Every year in Utah and nationwide, opioid abuse still leads to a disturbing number of fatal overdoses. The Centers for Disease Control (CDC) indicates that 70,630 drug overdose deaths happened in the U.S. in 2019 alone.
The figures are even more unsettling if you look at them over the long term. According to the CDC, almost 500,000 people died from opioid overdoses from 1999-2019.
The opioid epidemic is a major issue for people from every walk of life. In 2018, approximately 2 million people struggled with opioid abuse – and the number has likely grown.
Medication Can Help with Opioid Addiction
For some, the idea of treating opioid addiction with more drugs can seem questionable. But the truth is, research has shown that some medications can help significantly with opioid use disorders.
Medication-Assisted Therapy (MAT) utilizes medications approved by the FDA to help one manage withdrawals and alter the way one’s body responds to opioids. Treatment professionals have had great success combining MAT with counseling and drug treatment. With the right combination of treatments, those struggling with opioid dependency can often recover and lead healthy, happier lives.

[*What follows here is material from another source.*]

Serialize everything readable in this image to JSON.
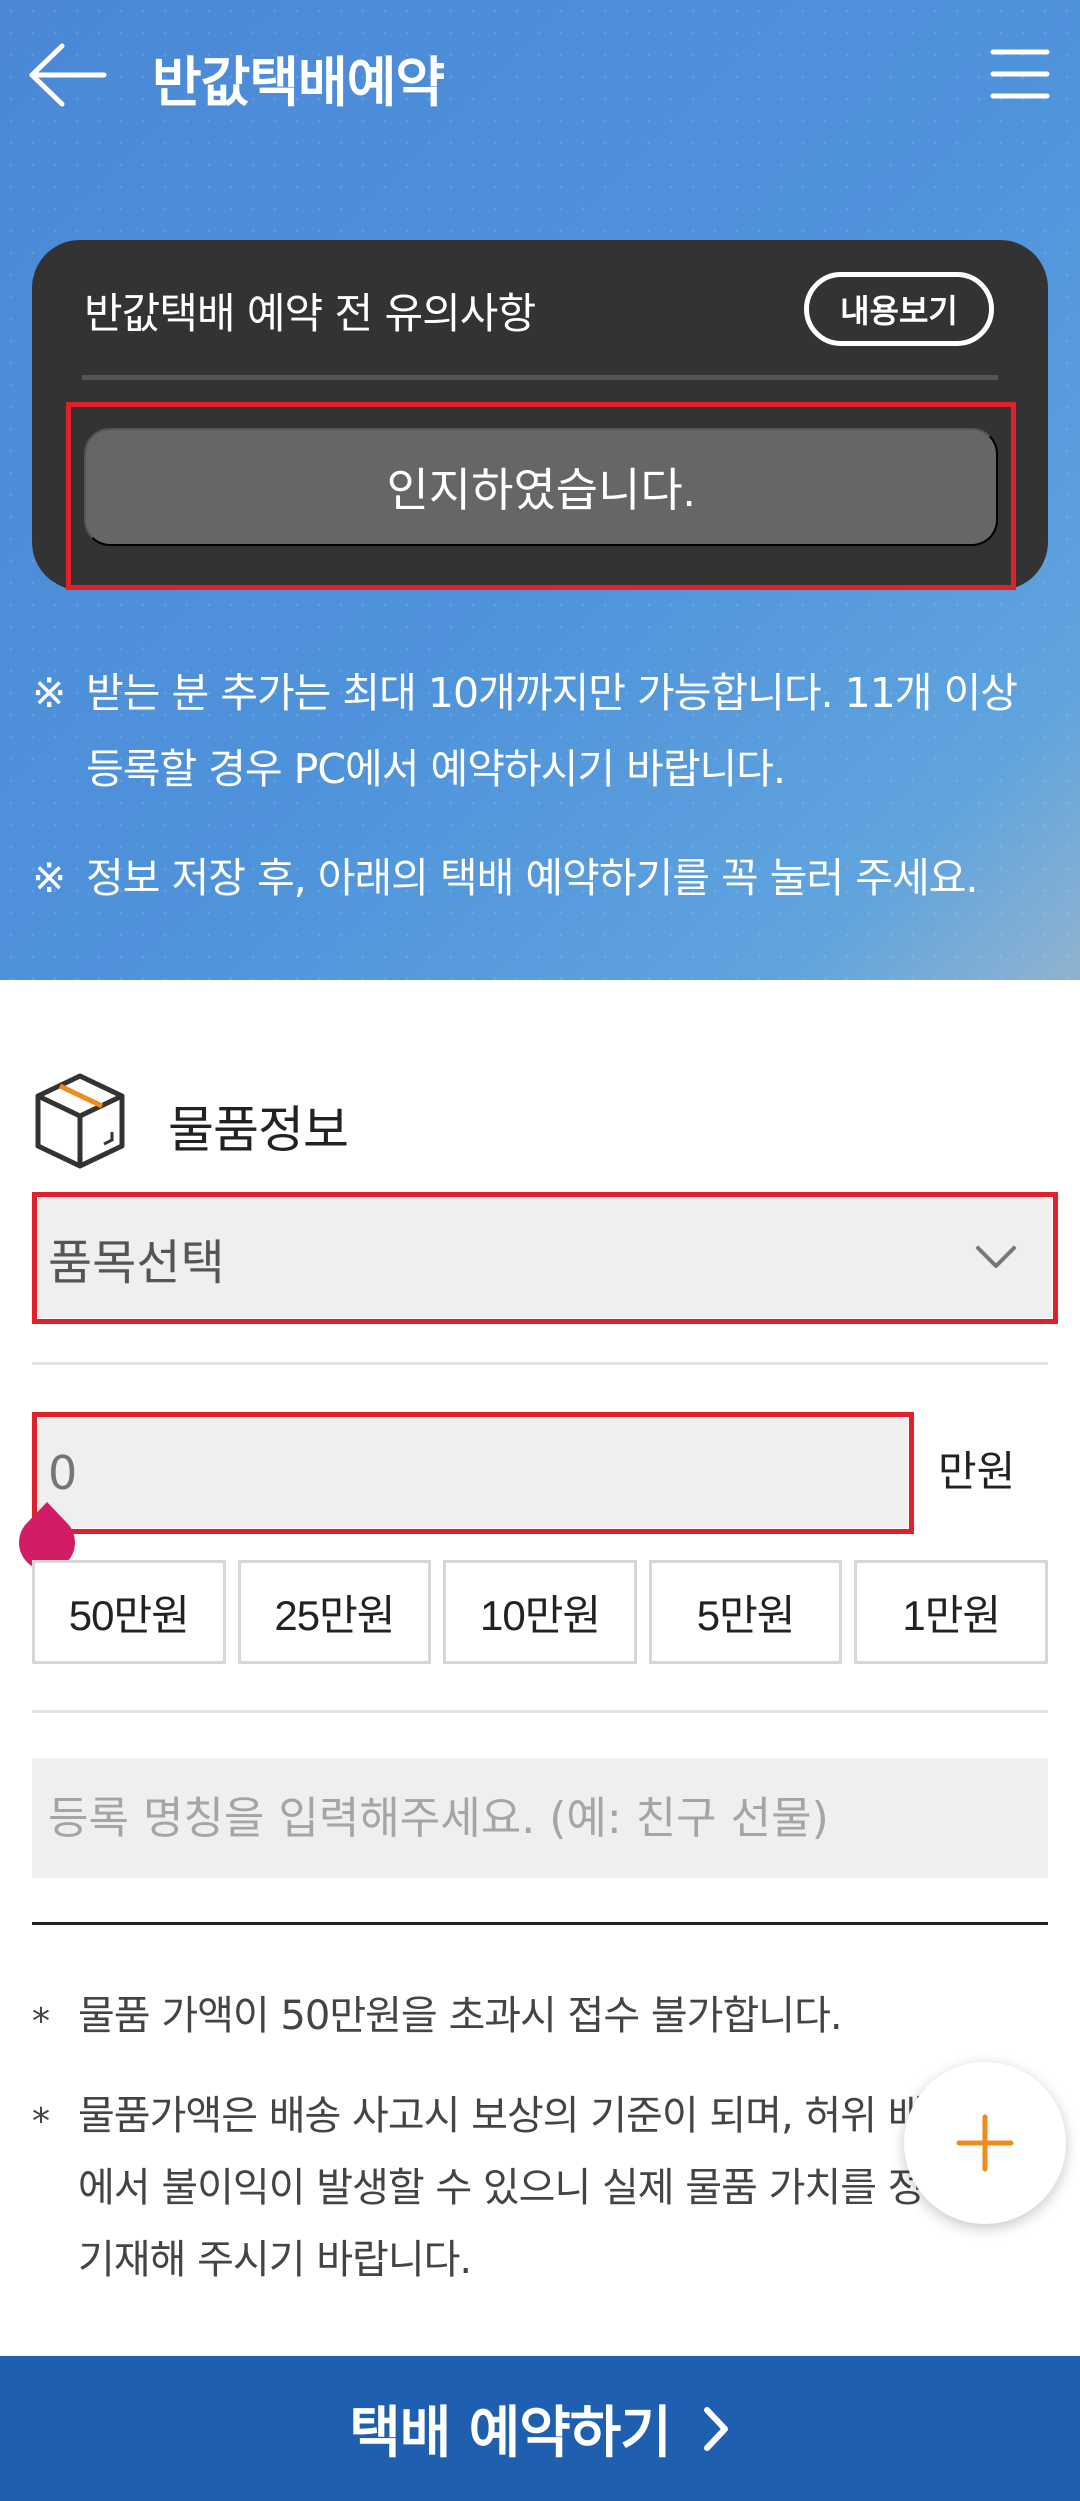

Differences Between Methadone and Suboxone
For many decades, methadone was the obvious choice for MAT. It is a long-acting opioid agonist – not a true opiate – that can alter how the body responds to pain. In therapeutic doses administered by qualified professionals, it can alleviate the physical need for opiates without causing the “high” that dependent opioid users seek.
Although methadone can be used to treat opioid addiction, it does still have addiction potential. The worry over addiction is one reason why only SAMHSA-certified opioid treatment programs (OTP) can administer methadone by law.

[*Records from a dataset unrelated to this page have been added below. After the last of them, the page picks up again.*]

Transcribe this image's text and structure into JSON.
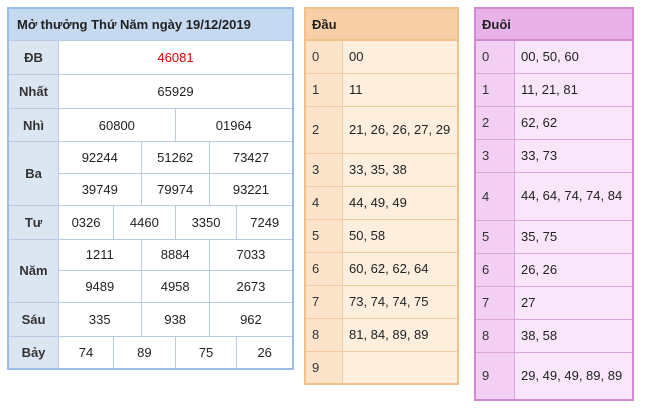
{
  "results": {
    "title": "Mở thưởng Thứ Năm ngày 19/12/2019",
    "db": {
      "label": "ĐB",
      "values": [
        "46081"
      ]
    },
    "nhat": {
      "label": "Nhất",
      "values": [
        "65929"
      ]
    },
    "nhi": {
      "label": "Nhì",
      "values": [
        "60800",
        "01964"
      ]
    },
    "ba": {
      "label": "Ba",
      "values": [
        "92244",
        "51262",
        "73427",
        "39749",
        "79974",
        "93221"
      ]
    },
    "tu": {
      "label": "Tư",
      "values": [
        "0326",
        "4460",
        "3350",
        "7249"
      ]
    },
    "nam": {
      "label": "Năm",
      "values": [
        "1211",
        "8884",
        "7033",
        "9489",
        "4958",
        "2673"
      ]
    },
    "sau": {
      "label": "Sáu",
      "values": [
        "335",
        "938",
        "962"
      ]
    },
    "bay": {
      "label": "Bảy",
      "values": [
        "74",
        "89",
        "75",
        "26"
      ]
    }
  },
  "dau": {
    "title": "Đầu",
    "rows": [
      {
        "key": "0",
        "value": "00"
      },
      {
        "key": "1",
        "value": "11"
      },
      {
        "key": "2",
        "value": "21, 26, 26, 27, 29"
      },
      {
        "key": "3",
        "value": "33, 35, 38"
      },
      {
        "key": "4",
        "value": "44, 49, 49"
      },
      {
        "key": "5",
        "value": "50, 58"
      },
      {
        "key": "6",
        "value": "60, 62, 62, 64"
      },
      {
        "key": "7",
        "value": "73, 74, 74, 75"
      },
      {
        "key": "8",
        "value": "81, 84, 89, 89"
      },
      {
        "key": "9",
        "value": ""
      }
    ]
  },
  "duoi": {
    "title": "Đuôi",
    "rows": [
      {
        "key": "0",
        "value": "00, 50, 60"
      },
      {
        "key": "1",
        "value": "11, 21, 81"
      },
      {
        "key": "2",
        "value": "62, 62"
      },
      {
        "key": "3",
        "value": "33, 73"
      },
      {
        "key": "4",
        "value": "44, 64, 74, 74, 84"
      },
      {
        "key": "5",
        "value": "35, 75"
      },
      {
        "key": "6",
        "value": "26, 26"
      },
      {
        "key": "7",
        "value": "27"
      },
      {
        "key": "8",
        "value": "38, 58"
      },
      {
        "key": "9",
        "value": "29, 49, 49, 89, 89"
      }
    ]
  },
  "colors": {
    "special_prize": "#e00000",
    "results_border": "#9bbce6",
    "dau_border": "#f3c08a",
    "duoi_border": "#d18ad1"
  }
}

Methadone treatment typically lasts for 12 months, but some patients take it for years. Usually, stopping methadone treatment should only be done under the supervision of a doctor.

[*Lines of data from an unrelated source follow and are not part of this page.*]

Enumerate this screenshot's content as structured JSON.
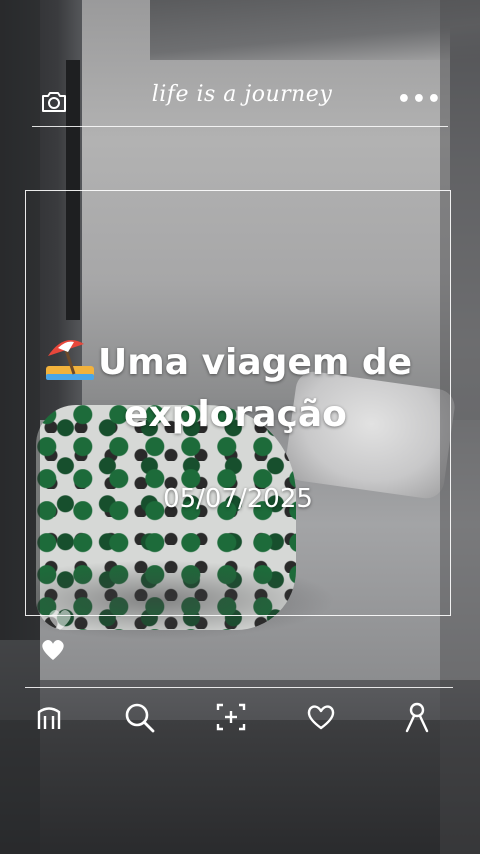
{
  "header": {
    "title": "life is a journey",
    "left_icon": "camera-icon",
    "right_icon": "more-dots-icon",
    "more_label": "•••"
  },
  "post": {
    "headline_emoji": "beach-umbrella-emoji",
    "headline": "Uma viagem de",
    "headline_line2": "exploração",
    "date": "05/07/2025"
  },
  "floating_icons": [
    "heart-icon",
    "heart-icon"
  ],
  "nav": {
    "items": [
      {
        "icon": "home-icon"
      },
      {
        "icon": "search-icon"
      },
      {
        "icon": "add-post-icon"
      },
      {
        "icon": "heart-icon"
      },
      {
        "icon": "profile-icon"
      }
    ]
  },
  "colors": {
    "foreground": "#ffffff",
    "background": "#7d7e80"
  }
}
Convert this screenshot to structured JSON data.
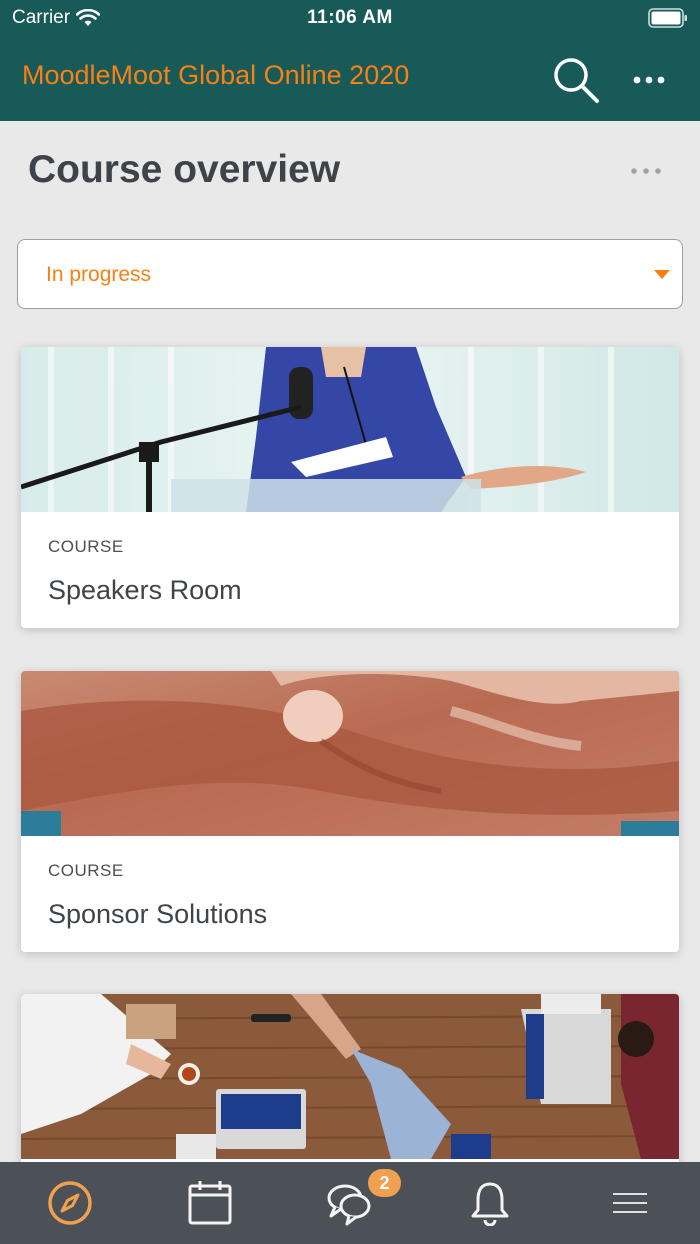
{
  "status_bar": {
    "carrier": "Carrier",
    "time": "11:06 AM"
  },
  "header": {
    "site_title": "MoodleMoot Global Online 2020",
    "search_icon": "search-icon",
    "menu_icon": "more-icon"
  },
  "page": {
    "title": "Course overview"
  },
  "filter": {
    "selected": "In progress"
  },
  "courses": [
    {
      "category": "COURSE",
      "name": "Speakers Room",
      "image": "speaker-at-podium"
    },
    {
      "category": "COURSE",
      "name": "Sponsor Solutions",
      "image": "handshake"
    },
    {
      "category": "",
      "name": "",
      "image": "meeting-table-laptops"
    }
  ],
  "tabbar": {
    "items": [
      "compass-icon",
      "calendar-icon",
      "messages-icon",
      "bell-icon",
      "menu-icon"
    ],
    "messages_badge": "2"
  },
  "colors": {
    "header_bg": "#185a58",
    "accent": "#f98012",
    "tabbar_bg": "#4b5156",
    "badge": "#f0a14f"
  }
}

Suboxone is a relatively new drug – technically, a combination of two drugs, buprenorphine, and naloxone. It is designed to reduce dependence on opioids and withdrawal symptoms.
Buprenorphine blocks the opioid receptors in the brain, which leads to a reduction in the urge to use opioids. It works in a way similar to opioids, but it is not as strong as heroin or even as strong as methadone.
Naloxone works by countering an opioid’s effects on the body, which is why it is often used to stop overdoses.
Which is Better – Methadone or Suboxone
Suboxone is often a more successful treatment than methadone. There are many reasons for this, some of which include:
- Less habit-forming than methadone
- Blocks the effects of opioids, thus minimizing the urge to use
- Certified doctors can prescribe it (methadone is only available from SAMHSA-certified opioid OTPs)
Wondering if Suboxone Can Help You or a Loved One?
While suboxone is more accessible than methadone, it is still only available from providers with a special license – like our pain clinics in Providence, Layton, or Ogden, Utah.
If you are struggling with opioid use in Utah, we encourage you to get in touch with our team. We can give you specific treatment advice for your situation. And if we believe suboxone will help, we can prescribe it for you.